Major insight: while users vocalized their time travel preferences during research based on locations and eras in history, testing found that they were much more concerned with viewing trips based on the type of immersion- specifically whether it was just a "day in the life" or if it was a defining historic moment. They actually preferred to see this categorization explicitly, rather than implying it from the experience description. After making this larger distinction, they relied on era and location filtering.
For Zeit’s visual design, I wanted to pull inspiration from the mid-century, whose pop culture around time travel (Star Trek, Dr. Who, etc) was the basis for my users’ perceptions of time travel during qualitative research. I found aesthetic inspiration in the colors, forms and contrast of travel and tourism posters from the era.
- Retro but not dated
- Trustworthy but not boring
- Adventurous but not reckless
- Minimal but not sterile
- Fun but not silly
Style Guide and UI Kit
After completing an initial brand style exploration, the look and feel communicated a brand that felt too muted and dated.

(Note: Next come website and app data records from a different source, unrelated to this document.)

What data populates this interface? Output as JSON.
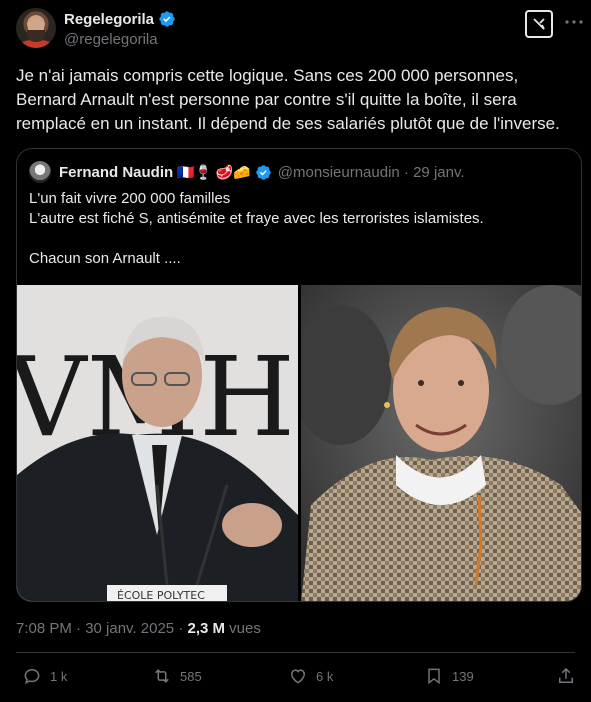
{
  "author": {
    "display_name": "Regelegorila",
    "handle": "@regelegorila"
  },
  "tweet": {
    "text": "Je n'ai jamais compris cette logique. Sans ces 200 000 personnes, Bernard Arnault n'est personne par contre s'il quitte la boîte, il sera remplacé en un instant. Il dépend de ses salariés plutôt que de l'inverse."
  },
  "quote": {
    "display_name": "Fernand Naudin",
    "emojis": "🇫🇷🍷 🥩🧀",
    "handle_date": "@monsieurnaudin · 29 janv.",
    "lines": [
      "L'un fait vivre 200 000 familles",
      "L'autre est fiché S, antisémite et fraye avec les terroristes islamistes.",
      "",
      "Chacun son Arnault ...."
    ],
    "left_image_watermark": "ÉCOLE POLYTEC"
  },
  "meta": {
    "timestamp": "7:08 PM · 30 janv. 2025 · ",
    "views_count": "2,3 M",
    "views_label": " vues"
  },
  "actions": {
    "replies": "1 k",
    "reposts": "585",
    "likes": "6 k",
    "bookmarks": "139"
  },
  "colors": {
    "background": "#000000",
    "text": "#e7e9ea",
    "secondary": "#71767b",
    "verified": "#1d9bf0",
    "border": "#2f3336"
  },
  "icons": [
    "verified-badge-icon",
    "grok-icon",
    "more-icon",
    "reply-icon",
    "repost-icon",
    "like-icon",
    "bookmark-icon",
    "share-icon"
  ]
}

Moving away from the more earthy/neutral tones of the early 1960s, I brightened up the palette. Opting for the kitsch of the late 1950s, I settled on a complementary color scheme with various shades and tints of coral, teal and grey because of their effectiveness for drawing the eye to important actions and areas.
I also moved away from the rounded curves to incorporate sharp edges throughout the design, keeping crisp lines to organize content in a clean, uncluttered way, allowing images to be the focal point.
Final Hi-Fidelity Key Frames
Breaking out trip offerings into 3 distinct categories: “Family History”, “A Day in the Life”, and “Defining Moments” ultimately proved to be the most effective way to connect Marie to the right experience depending on her goals.
At a basic level, the design met Marie’s goal of booking a trip. But the design went beyond this level to help Marie achieve her goals at a visceral and reflective level. Utilizing existing travel site design patterns and flows with a creative solution to trip categorization, the design satisfied user's existing booking expectations while outlining a creative solution to how we might think about these types of experiences, should they ever become possible.
Next Steps+ Considerations
Develop a Trip Search Helper Tool
I would like to explore additional functionality around a trip planning tool (ie a decision tree of sorts) to orient the user down an ever-refining path of experience options. This feature is found on much larger and similarly “experiential” trip providers’ websites, such as Disney, which allow for the customization of trip results (“beach or city?”, “relaxed or active?”). I am foregoing the buildout of this feature, however, due to time constraints and its functionality being secondary to persona’s user flow and booking behavior. I also believe initial site rollout and early booking behavior would better help to illuminate what options and refinements this “trip search helper” would provide.
Build out the “Family History” Browsing Experience
A key component of Zeit’s offerings as a result of initial user interviews and research, the design of the Family History experience flow will be omitted from the hi-fidelity prototype. The design of this user flow will differ significantly from the tested flow as it will require additional information and user input that would allow for the identification of the user’s lineage.